In editor Violet Blue's award-winning style, this collection takes graphic erotica, casts each story with complex and relatable characters, puts them in the hands of exciting writers, and blends literary erotica with hardcore. Bisexual Husbands delivers a rich erotic anthology, artfully spiked with charming cocktail recipes and playful tips for trying out bisexual fantasies in real life. Blue's introduction to the book "Bisexual and Voracious" features steamy story excerpts within an essay that looks at perceptions of male bisexuality and takes apart what everyone gets wrong about bi men -- namely, that they don't really exist. This book shows exactly (and graphically) just how hot bisexual men can be.
This book contains adult situations, including domestic discipline, backdoor and oral play, power exchange, role-play, bisexual men, and explicit scenes. The book also depicts non-monogamous relationships and sexual activity (and penetration) involving more than two individuals.
Alison After Dark features nine naughty stories by Alison Tyler. "Insomnia" is Ms. Tyler's middle name—in fact, if you're up, she's probably up—and these tales explore many of the different illicit events that occur in the middle of the night.
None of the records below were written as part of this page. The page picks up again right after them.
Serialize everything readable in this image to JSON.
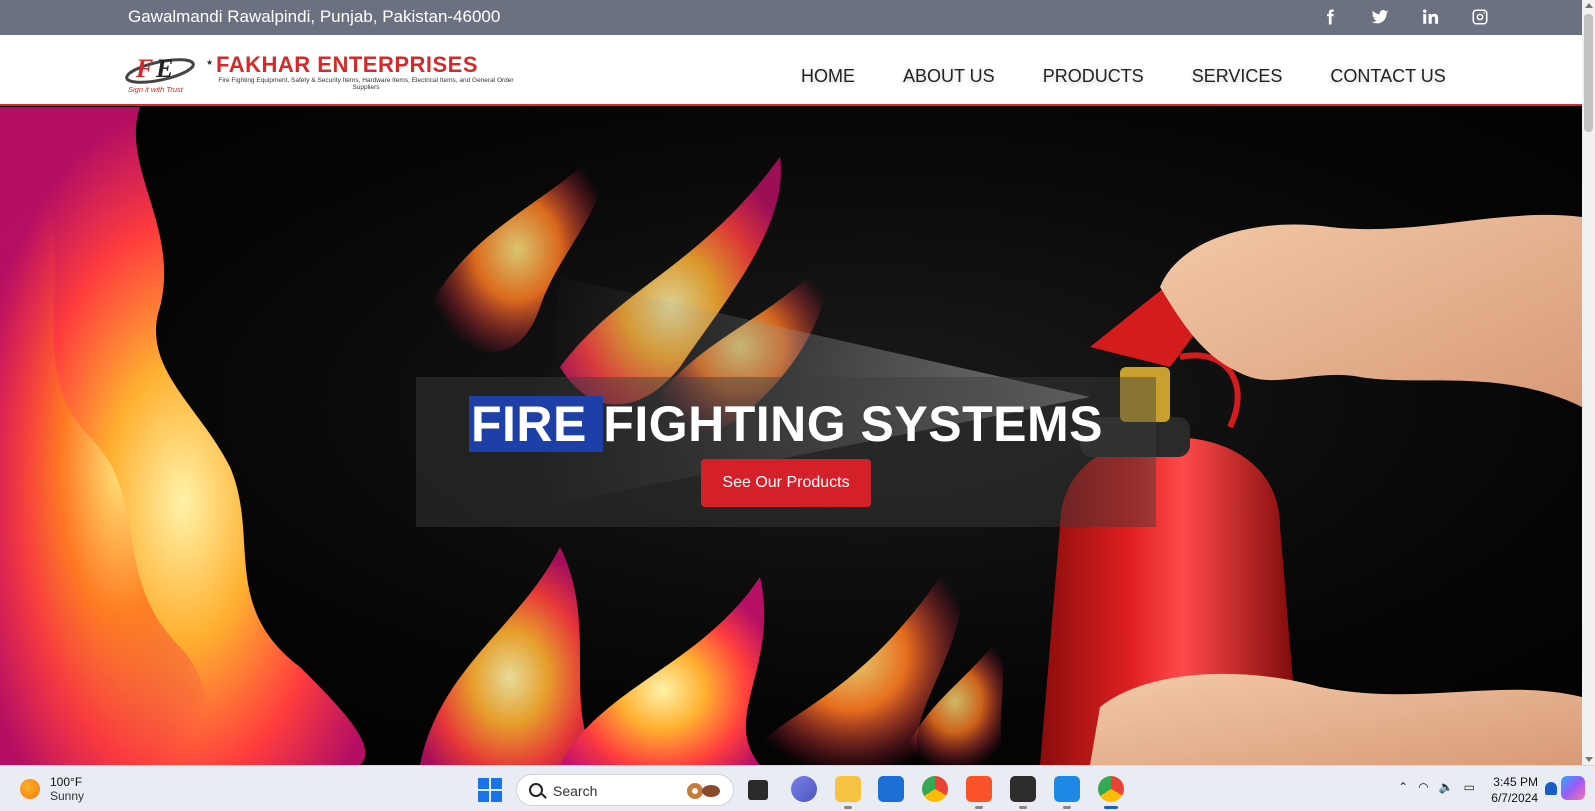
{
  "topbar": {
    "address": "Gawalmandi Rawalpindi, Punjab, Pakistan-46000",
    "socials": [
      "facebook-icon",
      "twitter-icon",
      "linkedin-icon",
      "instagram-icon"
    ]
  },
  "header": {
    "brand": "FAKHAR ENTERPRISES",
    "subtitle": "Fire Fighting Equipment, Safety & Security Items, Hardware Items, Electrical Items, and General Order Suppliers",
    "tagline": "Sign it with Trust",
    "nav": [
      "HOME",
      "ABOUT US",
      "PRODUCTS",
      "SERVICES",
      "CONTACT US"
    ]
  },
  "hero": {
    "title_selected": "FIRE ",
    "title_rest": "FIGHTING SYSTEMS",
    "cta_label": "See Our Products"
  },
  "taskbar": {
    "weather_temp": "100°F",
    "weather_cond": "Sunny",
    "search_placeholder": "Search",
    "time": "3:45 PM",
    "date": "6/7/2024"
  },
  "colors": {
    "topbar": "#6b7180",
    "brand_red": "#d42a2a",
    "cta_red": "#d42028",
    "selection_blue": "#1e3fa8"
  }
}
Themes include watching a girlfriend with another man, to cheating, to anal, to figging.Three of Hearts: Erotic Romance for Women edited by Kristina Wright, out now in print and ebook, including Kindle (contains my story "An Extra Pair of Eyes")
The sultry stories in the collection are a mix of brand-new, never before published pieces (The Keymaster, The Key, The Keyhole, All Things to All Women), as well as several hard-to-find stories (Too Dirty to Clean, The Prince and the Upholsterer, Cherry Slushie, and Seeing Stars). Finishing the collection is: Planes, Trains, and Banana-Seat Bicycles (originally published in The Mile-High Club).
Violet Blue says, "Alison Tyler is a prolific, sharp editor and a hell of a writer."
Publishers Weekly says, "Readers tired of sensationalistic portrayals of BDSM will appreciate Tyler’s nuanced and realistic approach..."
City Book review says, "Alison Tyler shines as a literary voice in erotic fiction."
This book contains erotic content and is intended for adult audiences only.
Three’s company? No, three’s a charm! Three of Hearts features sexy trios who are not just falling into bed, but are also falling in love. These stories fearlessly explore the emotional and sexual dynamics of three hearts romantically intertwined. Voyeurs and exhibitionists alike get what they want in Rachel Kramer Bussel’s “An Extra Pair of Eyes.” “What Happens in Denver” leaves indelible memories when three co-workers get snowed in during Cheyenne Blue’s romp. Editor extraordinaire Kristina Wright outdoes Kerouac in her wildly romantic “Three for the Road.” From a couple introducing a third person to their relationship for just one night of fun, to a woman torn between two lovers—who decides not to choose—and long-term triads who collaborate on all their desires, Three of Hearts focuses on joy in triplicate and female pleasure.